Collaboration awarded €2 million to tackle sickle cell disease

A collaboration from across King’s Health Partners has been awarded €2.1 million by the European Commission to create an international network to better understand and treat sickle cell disease (SCD). 

The team will be led by Dr Baba Inusa, paediatric consultant at Evelina London Children's Hospital and honorary reader in paediatric haematology in King’s School of Life Course Sciences. 

blood disorderSCD is the name for a group of inherited diseases that affect red blood cells. People with SCD form abnormally shaped cells that can become stuck in blood vessels.  

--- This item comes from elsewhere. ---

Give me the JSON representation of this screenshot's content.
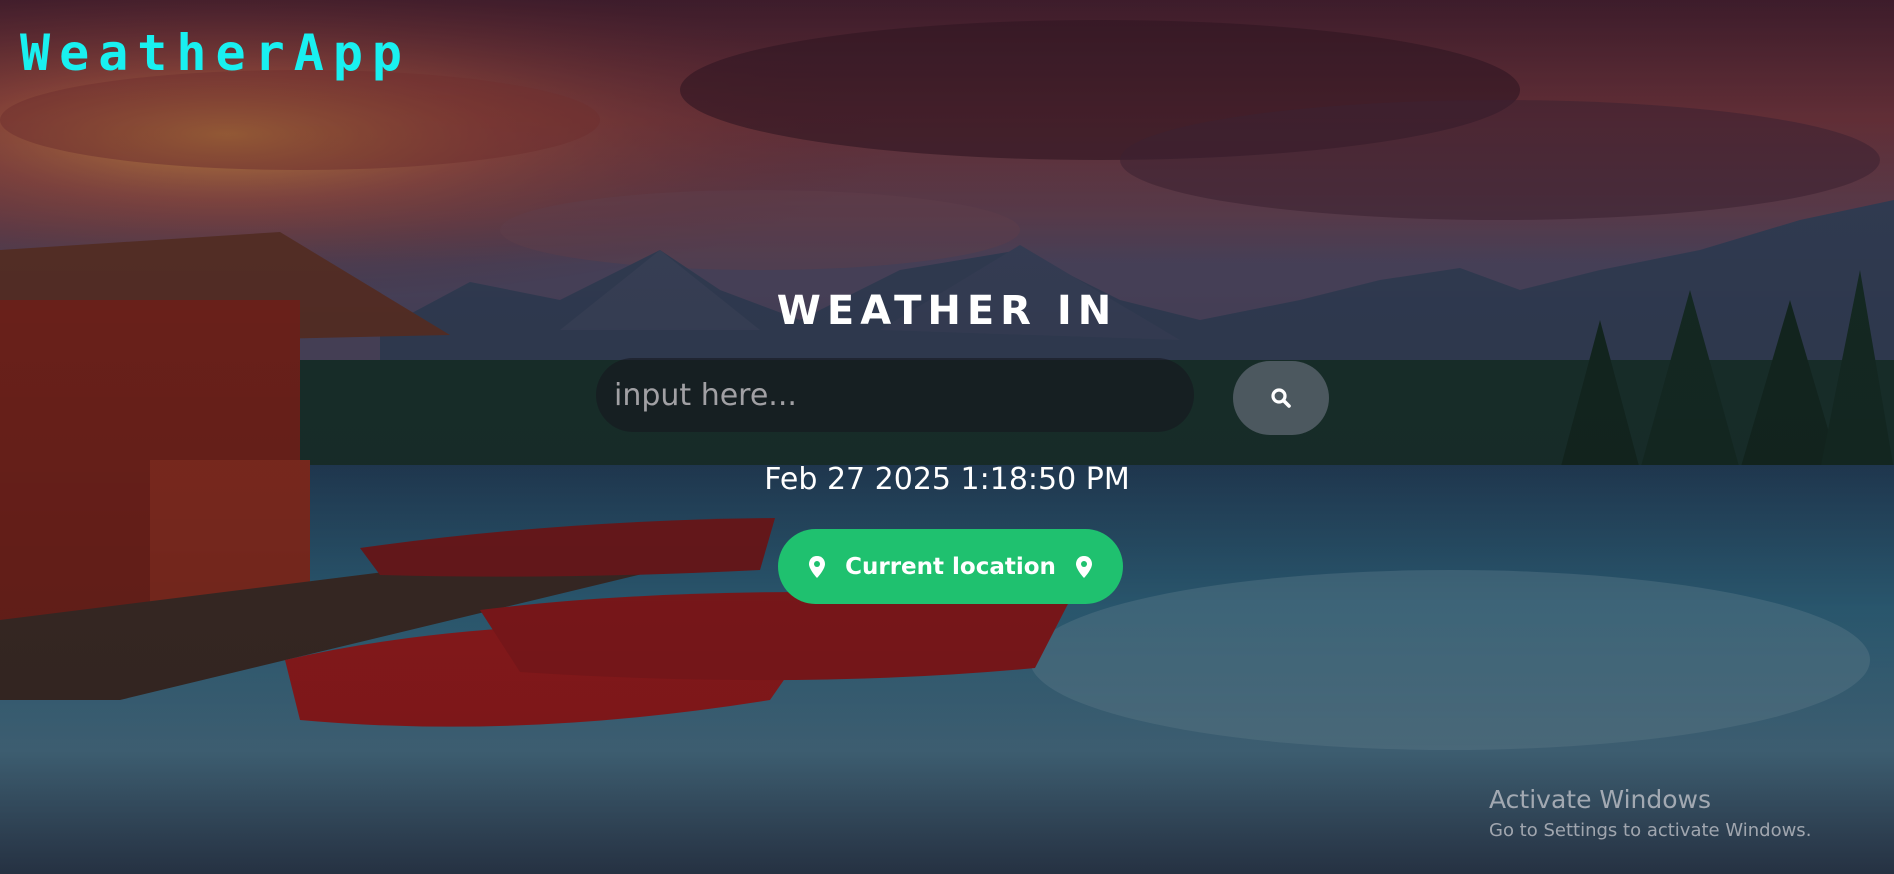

Many patients have mild or no symptoms, but others experience periods of severe pain, increased risk of infection, severe anaemia, acute cerebral stroke and other end organ damage such as kidney failure and pulmonary hypertension. In some cases the disease can lead to premature death. 

More than 300,000 babies are born worldwide with SCD every year. Although 85% of these births are in sub-Saharan Africa, because of migration SCD is now prevalent elsewhere and has become the most common inherited, life-threatening disorder in the UK and France. 

In low- and middle-income countries fewer than half of affected children live beyond their 10th birthday. In contrast, more than 94% of those born with SCD in high-income countries survive into adulthood. Reasons for this disparity include poor access to early diagnosis, effective medication and comprehensive follow-up care. 

Dr Baba Inusa, project lead, said: 

I am delighted that the EU has chosen to support our work. Our collaboration will further our understanding of SCD, collect data, share best practice and implement the latest treatments. I am confident we can establish a coordinated program and develop sustainable partnerships that will improve outcomes for our patients.

Over the next four years African Research and Innovative Initiative for Sickle cell Education: Improving Research Capacity for Service Improvement (ARISE) will connect researchers, technical and administrative staff working across the EU, Africa, Lebanon and the USA.  

Work on the initiative will begin in January 2019. 

Our vision is to bring together and build on the extensive strengths of King’s Health Partners to create an Institute of Women’s and Children’s Health that will improve outcomes for women and children in our local area, nationally and internationally.